While councilors generally supported the proposed reductions, many questioned cutting public safety and the proposed elimination of a cross-town bus route, which would save more than $46,000.
Cuts to the Fire Department include eliminating the Risk Watch Program, where firefighters teach elementary school children about fire safety; $20,000 by eliminating overtime caused by sick leave; $15,000 by reducing the number of trucks that respond to alarms, and $7,500 by closing the Engine 6 Call Company and moving it to the Cash Corner Fire Station.
Another $96,000 would be saved by not filling two vacant positions. While the Fire Department would maintain full staffing during the evening, the day staff would be reduced from 13 firefighters to 12.
“I don’t want to see us getting to where we hurt our core responsibilities, which to me is fire and police,” Councilor Jim Hughes said.
Fire Chief Kevin Guimond said the department has become more reliant on its mutual aid agreement with Portland, which for the first time made more trips last year to South Portland than South Portland made to Portland.
Meanwhile, Guimond and Deputy Fire Chief Miles Haskell have had to personally respond to more emergency calls.
Next year’s budget is being pinched by significant revenue losses, including $300,000 in excise tax revenue because Enterprise Rent-A-Car no longer registers its vehicles in the city, $215,000 in state revenue sharing and $103,000 in Homestead exemptions.
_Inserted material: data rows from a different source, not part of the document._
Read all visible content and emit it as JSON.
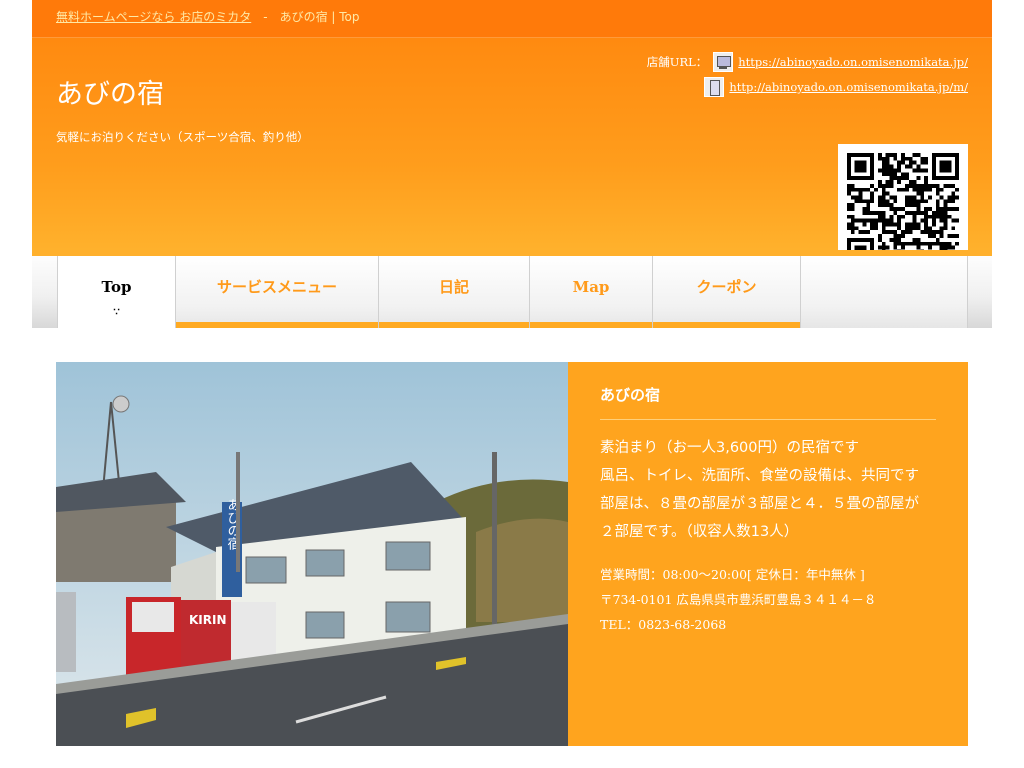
{
  "breadcrumb": {
    "home_link": "無料ホームページなら お店のミカタ",
    "separator": "-",
    "current": "あびの宿 | Top"
  },
  "header": {
    "site_title": "あびの宿",
    "tagline": "気軽にお泊りください（スポーツ合宿、釣り他）",
    "url_label": "店舗URL：",
    "pc_url": "https://abinoyado.on.omisenomikata.jp/",
    "mobile_url": "http://abinoyado.on.omisenomikata.jp/m/"
  },
  "nav": {
    "items": [
      {
        "label": "Top",
        "active": true
      },
      {
        "label": "サービスメニュー",
        "active": false
      },
      {
        "label": "日記",
        "active": false
      },
      {
        "label": "Map",
        "active": false
      },
      {
        "label": "クーポン",
        "active": false
      },
      {
        "label": "",
        "active": false
      }
    ],
    "active_marker": "∵"
  },
  "info": {
    "name": "あびの宿",
    "description": [
      "素泊まり（お一人3,600円）の民宿です",
      "風呂、トイレ、洗面所、食堂の設備は、共同です",
      "部屋は、８畳の部屋が３部屋と４．５畳の部屋が",
      "２部屋です。（収容人数13人）"
    ],
    "hours": "営業時間：08:00～20:00[ 定休日：年中無休 ]",
    "address": "〒734-0101 広島県呉市豊浜町豊島３４１４－８",
    "tel": "TEL：0823-68-2068"
  },
  "photo": {
    "sign_text": "あびの宿",
    "vending_brand": "KIRIN"
  },
  "colors": {
    "accent": "#ff9a1a",
    "header_orange": "#ff8a10",
    "info_bg": "#ffa41e"
  }
}
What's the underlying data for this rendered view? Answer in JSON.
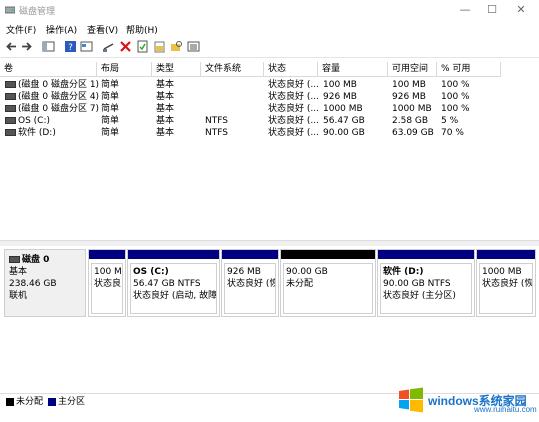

In addition to a 30 percent increase in fuel costs, he city is also faced with a nearly 10 percent increase in health-care costs, prompting Councilors Patty Smith and Rosemarie DeAngelis to consider eliminating the council’s health benefit – a proposal councilors rejected last year.
Neither Smith nor DeAngelis receives the health benefit.
“It’s pretty hard to look in the mirror and not bring it up,” Smith said.
DeAngelis said the council could possibly reinstate a police officer or firefighter by eliminating council health insurance.
“(Health insurance) not a service; it’s a benefit,” she said. “It’s (a benefit) that is not equitable across the council and it’s one we can do without.”
Savings of $6,000 is also being eyed by eliminating the summer concert series in Mill Creek Park, while $8,000 in savings is proposed by no longer offering dog waste collection bags at city parks and Willard Beach.
Although he questioned cutting the Risk Watch program that he helped create, Councilor Tom Blake, a former firefighter, said he still strongly supports a budget that does not increase taxes.
Mayor Tom Coward, however, argued that the council should reconsider its budget guidance and consider raising taxes. Coward said cutting services the city will ultimately have to replace is “false economy.”
“I’m not willing to cripple the city to say I helped keep taxes level,” Coward said. “People should keep in mind what this city is all about. This is not an exercise in political posturing.”
Randy Billings can be reached at 781-3661 ext. 100 or email@example.com